Simplify guest and staff access

Venus can use Meru Connect software to quickly on-board guests’ and employees’ mobile devices. With self-service provisioning, hundreds or thousands of people can get access to the network quickly without requiring the assistance of administrative or IT staff. Meru Connect works with any client device, from any vendor, and on any network, so the user experience is trouble-free. Role- and policy-based provisioning gives venues tight control over who and what devices have access to the Wi-Fi, and where they can go on the network. For venues that offer tiered services for guest Internet access, Meru Connect supports both prepaid and credit card billing. Meru Connect integrates with a broad range of property management systems, which streamlines billing and administration.

Optimise Wi-Fi capacity and coverage with channel layering

Attendees’ appetite for Wi-Fi bandwidth at meetings and conferences is seemingly insatiable, and Meru can help you meet the spiralling demand, as well as assure the user experience for different user groups and applications. With Meru, you can easily deploy multiple, independent RF channel layers to increase capacity and automatically balance the traffic load for consistent availability, no matter where attendees are in the venue. Channel layering enables Meru to deliver some of the best RF capacity in the industry. Meru’s Channel Layering technology allows several virtual cells using different channels to coexist in the same space. Different channels can be dedicated to different applications, devices, and usage scenarios. Conference attendees, for example, can be accommodated on one channel layer, while back-of-house operations are accommodated on another channel layer, and physical security systems on yet another layer.

Optimise Wi-Fi capacity and coverage with channel layering

Attendees’ appetite for Wi-Fi bandwidth at meetings and conferences is seemingly insatiable, and Meru can help you meet the spiralling demand, as well as assure the user experience for different user groups and applications.

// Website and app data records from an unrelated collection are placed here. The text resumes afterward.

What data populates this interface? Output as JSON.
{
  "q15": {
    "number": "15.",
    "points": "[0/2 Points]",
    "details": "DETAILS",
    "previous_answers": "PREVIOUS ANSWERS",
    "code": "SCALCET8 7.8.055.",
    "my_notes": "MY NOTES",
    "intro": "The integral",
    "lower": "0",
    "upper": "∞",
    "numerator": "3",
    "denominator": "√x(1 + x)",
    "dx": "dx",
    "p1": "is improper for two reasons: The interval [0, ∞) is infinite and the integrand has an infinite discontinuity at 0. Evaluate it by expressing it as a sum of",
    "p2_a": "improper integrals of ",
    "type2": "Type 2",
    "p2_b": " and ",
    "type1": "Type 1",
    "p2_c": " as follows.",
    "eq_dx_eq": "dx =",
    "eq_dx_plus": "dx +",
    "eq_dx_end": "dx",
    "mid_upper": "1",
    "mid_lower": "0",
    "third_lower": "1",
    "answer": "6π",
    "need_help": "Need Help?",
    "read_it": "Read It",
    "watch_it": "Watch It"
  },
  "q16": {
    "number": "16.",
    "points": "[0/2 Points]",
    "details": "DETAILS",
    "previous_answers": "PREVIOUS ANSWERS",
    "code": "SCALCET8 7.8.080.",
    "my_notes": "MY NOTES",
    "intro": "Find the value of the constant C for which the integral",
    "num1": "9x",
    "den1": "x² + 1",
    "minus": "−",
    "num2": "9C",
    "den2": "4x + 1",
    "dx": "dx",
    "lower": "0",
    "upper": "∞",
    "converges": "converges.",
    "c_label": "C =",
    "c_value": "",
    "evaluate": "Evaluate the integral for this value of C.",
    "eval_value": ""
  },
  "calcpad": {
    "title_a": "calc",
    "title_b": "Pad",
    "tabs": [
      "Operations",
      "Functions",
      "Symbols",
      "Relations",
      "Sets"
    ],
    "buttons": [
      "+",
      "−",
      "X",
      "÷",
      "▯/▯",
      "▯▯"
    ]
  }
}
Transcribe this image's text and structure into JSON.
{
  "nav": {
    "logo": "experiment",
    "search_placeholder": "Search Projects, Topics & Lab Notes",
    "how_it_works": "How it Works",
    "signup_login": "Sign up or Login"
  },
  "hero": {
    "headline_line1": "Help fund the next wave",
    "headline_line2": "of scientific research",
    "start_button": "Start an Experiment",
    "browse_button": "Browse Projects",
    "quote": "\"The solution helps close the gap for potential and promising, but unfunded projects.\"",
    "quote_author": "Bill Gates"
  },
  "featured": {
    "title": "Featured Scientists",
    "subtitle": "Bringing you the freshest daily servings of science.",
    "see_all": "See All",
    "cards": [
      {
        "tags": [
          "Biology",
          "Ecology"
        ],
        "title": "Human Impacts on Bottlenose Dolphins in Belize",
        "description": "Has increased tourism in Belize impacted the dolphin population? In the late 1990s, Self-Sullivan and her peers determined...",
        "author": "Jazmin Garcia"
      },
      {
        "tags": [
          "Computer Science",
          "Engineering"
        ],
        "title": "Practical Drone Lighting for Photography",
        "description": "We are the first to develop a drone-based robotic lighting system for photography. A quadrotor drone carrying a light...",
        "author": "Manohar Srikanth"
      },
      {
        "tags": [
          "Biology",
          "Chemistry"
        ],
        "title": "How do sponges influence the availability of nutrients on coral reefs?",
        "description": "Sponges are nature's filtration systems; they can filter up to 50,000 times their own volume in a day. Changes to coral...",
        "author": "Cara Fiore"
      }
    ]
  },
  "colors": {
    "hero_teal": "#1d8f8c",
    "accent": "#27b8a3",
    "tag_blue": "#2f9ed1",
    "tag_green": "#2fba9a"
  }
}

With Meru, you can easily deploy multiple, independent RF channel layers to increase capacity and automatically balance the traffic load for consistent availability, no matter where attendees are in the venue. Channel layering enables Meru to deliver some of the best RF capacity in the industry. Meru’s Channel Layering technology allows several virtual cells using different channels to coexist in the same space. Different channels can be dedicated to different applications, devices, and usage scenarios. Conference attendees, for example, can be accommodated on one channel layer, while back-of-house operations are accommodated on another channel layer, and physical security systems on yet another layer.

 

 

 

 

Want to know more?

Complete your details and we’ll call you back




Accreditation and certification of competency
Ask us why they are important to your organisation. Read more